Lexical variable introduced (declared with my()) for the first time.
Subroutine or method call.
The most useful option the cross referencer has is to save the report to a separate file. For instance, to save the report on myperlprogram to the file report:
$ perl -MO=Xref,-oreport myperlprogram
Option words are separated by commas (not whitespace) and follow the usual conventions of compiler backend options.
Directs output to
FILENAMEinstead of standard output.
Raw output. Instead of producing a human-readable report, outputs a line in machine-readable form for each definition/use of a variable/sub/format.
Don't output the "(definitions)" sections.
(Internal) debug options, probably only useful if
toption prints the object on the top of the stack as it's being tracked. The
Ooption prints each operator as it's being processed in the execution order of the program.
Non-lexical variables are quite difficult to track through a program. Sometimes the type of a non-lexical variable's use is impossible to determine. Introductions of non-lexical non-scalars don't seem to be reported properly.

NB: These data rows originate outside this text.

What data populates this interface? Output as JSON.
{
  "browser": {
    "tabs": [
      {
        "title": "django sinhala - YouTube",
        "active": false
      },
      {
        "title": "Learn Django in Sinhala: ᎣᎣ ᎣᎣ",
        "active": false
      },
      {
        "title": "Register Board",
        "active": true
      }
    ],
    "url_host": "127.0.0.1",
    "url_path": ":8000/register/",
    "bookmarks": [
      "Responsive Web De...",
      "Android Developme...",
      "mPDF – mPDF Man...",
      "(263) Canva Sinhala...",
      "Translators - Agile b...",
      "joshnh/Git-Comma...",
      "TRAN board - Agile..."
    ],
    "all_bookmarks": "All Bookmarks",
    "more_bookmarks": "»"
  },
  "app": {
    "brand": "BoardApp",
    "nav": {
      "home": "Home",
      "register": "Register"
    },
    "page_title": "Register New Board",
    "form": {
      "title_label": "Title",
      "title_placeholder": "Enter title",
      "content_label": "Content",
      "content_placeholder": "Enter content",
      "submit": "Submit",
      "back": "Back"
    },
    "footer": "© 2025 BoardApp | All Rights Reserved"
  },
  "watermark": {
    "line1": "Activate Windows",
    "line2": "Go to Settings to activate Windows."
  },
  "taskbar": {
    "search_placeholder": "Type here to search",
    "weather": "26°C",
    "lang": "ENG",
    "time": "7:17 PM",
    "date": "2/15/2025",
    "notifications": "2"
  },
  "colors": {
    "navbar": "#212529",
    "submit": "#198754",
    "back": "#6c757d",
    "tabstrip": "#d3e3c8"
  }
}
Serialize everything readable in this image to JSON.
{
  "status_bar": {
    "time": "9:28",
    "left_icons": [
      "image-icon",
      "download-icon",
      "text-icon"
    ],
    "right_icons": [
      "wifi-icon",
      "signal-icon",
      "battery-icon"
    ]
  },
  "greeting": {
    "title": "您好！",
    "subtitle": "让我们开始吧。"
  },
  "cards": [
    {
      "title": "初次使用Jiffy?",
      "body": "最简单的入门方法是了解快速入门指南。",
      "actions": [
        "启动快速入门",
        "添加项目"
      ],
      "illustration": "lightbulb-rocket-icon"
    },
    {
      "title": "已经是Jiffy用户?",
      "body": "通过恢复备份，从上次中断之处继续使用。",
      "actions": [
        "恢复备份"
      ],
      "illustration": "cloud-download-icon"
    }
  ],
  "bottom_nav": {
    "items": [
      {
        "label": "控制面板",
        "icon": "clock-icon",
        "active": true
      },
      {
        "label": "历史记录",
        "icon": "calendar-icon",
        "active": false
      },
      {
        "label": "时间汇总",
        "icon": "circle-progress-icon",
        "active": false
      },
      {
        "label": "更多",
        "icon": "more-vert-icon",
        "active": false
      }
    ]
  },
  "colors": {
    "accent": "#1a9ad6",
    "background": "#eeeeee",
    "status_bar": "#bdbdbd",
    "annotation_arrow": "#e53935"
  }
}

Malcolm Beattie, email@example.com.
|s||Focus search bar|
|?||Bring up this help dialog|
|g p||Go to pull requests|
|g i||go to github issues (only if github is preferred repository)|
|g a||Go to author|
|g c||Go to changes|
|g i||Go to issues|
|g d||Go to dist|
|g r||Go to repository/SCM|
|g s||Go to source|
|g b||Go to file browse|